How Much Alcohol Can I Drink?
When it comes to how much alcohol one should or shouldn’t be drinking, this also depends on gender. For males, it’s recommended that they consume no more than 14 alcoholic beverages per week, or 4 per day; while women should limit themselves to no more than 9 alcoholic beverages per week, or 2 per day.
Why Do People Turn to Alcohol?
As for why people choose to drink alcohol, there are many different reasons. Commonly, alcohol is consumed as part of celebrating a special occasion, such as someone’s birthday or a wedding; while others might turn to alcohol on a more regular basis (and sometimes for much more concerning reasons, such as having experienced trauma or going through other personal hardships, such as financial problems or family matters (i.e. divorce.), or if they are experiencing mental health issues, such as depression.)
How Do I Know If I’m Drinking Too Much?
If you think you’re drinking too much alcohol, then it can be a good idea to look back and consider the reasons why you drink. If you drink as a result of stress, this could be a sign that you are, in fact, consuming too much alcohol and for the wrong reasons. Another example of determining whether or not you’re drinking too much is going by the CAGE questionnaire — a screening tool that is commonly used to determine excessive drinking and alcoholism.
C = Have you ever felt like you need to cut down on your drinking?
A = Do you ever feel annoyed when people criticize you for your drinking habits?
G = Have you ever felt guilty about your drinking?
E = Have you ever felt you needed a drink (known as an “eye-opener”) first thing in the morning to help calm your nerves or prepare you for the day?
If you answered “yes” to any of these questions, then you could have a problem with alcoholism.
Signs of Alcohol Intoxication
• Flushed (red) skin, particularly the face
• Impaired judgement/reduced inhibitions
• Decreased attention span
• Slurred speech
• Blurred vision
• Slow reflexes
• Poor muscle control
• Blackouts (sign of severe intoxication)
SCREENING FOR ALCOHOL
Your physician may choose to run further screening tests on you to assess your alcohol use, in addition to checking for potential liver damage, as well as monitor any changes in your alcohol consumption.
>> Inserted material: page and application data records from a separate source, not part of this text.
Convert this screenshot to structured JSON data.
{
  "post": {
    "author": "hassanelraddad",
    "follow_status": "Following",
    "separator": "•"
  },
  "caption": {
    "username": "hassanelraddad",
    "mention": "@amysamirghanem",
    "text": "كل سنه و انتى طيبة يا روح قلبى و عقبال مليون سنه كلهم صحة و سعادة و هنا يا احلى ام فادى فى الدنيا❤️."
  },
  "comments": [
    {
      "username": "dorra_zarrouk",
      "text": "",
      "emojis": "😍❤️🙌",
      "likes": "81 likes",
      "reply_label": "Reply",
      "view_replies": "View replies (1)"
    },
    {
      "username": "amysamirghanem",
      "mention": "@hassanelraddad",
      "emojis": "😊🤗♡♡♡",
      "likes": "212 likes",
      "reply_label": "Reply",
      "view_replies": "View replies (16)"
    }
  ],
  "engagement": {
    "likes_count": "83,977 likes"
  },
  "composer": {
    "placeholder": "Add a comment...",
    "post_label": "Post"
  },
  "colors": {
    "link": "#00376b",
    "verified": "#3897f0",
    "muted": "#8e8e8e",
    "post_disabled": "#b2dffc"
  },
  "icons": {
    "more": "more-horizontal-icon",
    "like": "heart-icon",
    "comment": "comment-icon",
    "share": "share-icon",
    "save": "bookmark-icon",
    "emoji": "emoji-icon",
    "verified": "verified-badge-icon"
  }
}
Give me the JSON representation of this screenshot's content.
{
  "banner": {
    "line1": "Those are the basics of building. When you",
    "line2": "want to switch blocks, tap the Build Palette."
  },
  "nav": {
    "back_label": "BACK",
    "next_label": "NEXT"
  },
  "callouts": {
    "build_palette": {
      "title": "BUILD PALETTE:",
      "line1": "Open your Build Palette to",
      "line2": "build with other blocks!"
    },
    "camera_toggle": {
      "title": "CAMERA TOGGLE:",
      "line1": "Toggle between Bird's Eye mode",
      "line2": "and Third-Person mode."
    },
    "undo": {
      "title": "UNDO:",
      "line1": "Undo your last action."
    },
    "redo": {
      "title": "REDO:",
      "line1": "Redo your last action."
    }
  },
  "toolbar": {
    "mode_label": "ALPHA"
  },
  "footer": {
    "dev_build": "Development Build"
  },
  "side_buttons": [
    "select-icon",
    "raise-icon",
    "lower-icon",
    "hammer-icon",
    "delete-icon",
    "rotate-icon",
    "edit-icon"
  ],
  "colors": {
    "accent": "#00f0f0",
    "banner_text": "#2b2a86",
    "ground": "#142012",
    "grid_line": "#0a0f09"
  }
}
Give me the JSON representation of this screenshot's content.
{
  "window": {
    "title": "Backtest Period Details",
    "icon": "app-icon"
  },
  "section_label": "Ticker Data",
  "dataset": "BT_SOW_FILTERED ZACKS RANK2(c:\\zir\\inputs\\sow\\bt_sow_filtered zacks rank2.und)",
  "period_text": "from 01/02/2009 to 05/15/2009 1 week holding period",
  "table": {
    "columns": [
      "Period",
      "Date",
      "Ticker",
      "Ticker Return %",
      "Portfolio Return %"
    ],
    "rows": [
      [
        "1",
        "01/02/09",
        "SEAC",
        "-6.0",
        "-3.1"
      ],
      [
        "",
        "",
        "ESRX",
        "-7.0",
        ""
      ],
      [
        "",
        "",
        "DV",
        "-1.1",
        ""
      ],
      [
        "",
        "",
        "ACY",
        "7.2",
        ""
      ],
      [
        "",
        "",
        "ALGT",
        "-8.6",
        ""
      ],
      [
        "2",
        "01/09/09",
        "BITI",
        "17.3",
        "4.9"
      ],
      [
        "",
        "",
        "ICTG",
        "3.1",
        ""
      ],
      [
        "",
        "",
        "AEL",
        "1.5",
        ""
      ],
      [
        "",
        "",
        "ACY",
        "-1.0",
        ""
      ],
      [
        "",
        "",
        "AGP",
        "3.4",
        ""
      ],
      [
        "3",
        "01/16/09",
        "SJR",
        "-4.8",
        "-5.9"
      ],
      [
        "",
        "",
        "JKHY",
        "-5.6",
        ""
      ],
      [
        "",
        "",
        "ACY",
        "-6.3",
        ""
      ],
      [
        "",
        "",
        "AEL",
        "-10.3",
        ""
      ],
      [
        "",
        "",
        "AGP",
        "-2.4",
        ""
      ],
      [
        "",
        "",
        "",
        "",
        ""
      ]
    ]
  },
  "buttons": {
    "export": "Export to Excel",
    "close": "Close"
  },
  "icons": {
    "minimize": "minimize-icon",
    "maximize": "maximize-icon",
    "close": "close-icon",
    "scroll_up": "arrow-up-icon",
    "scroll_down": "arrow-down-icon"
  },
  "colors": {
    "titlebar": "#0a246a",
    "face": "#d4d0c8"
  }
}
If liver damage is detected this is also a red flag and indicator of excessive alcohol consumption.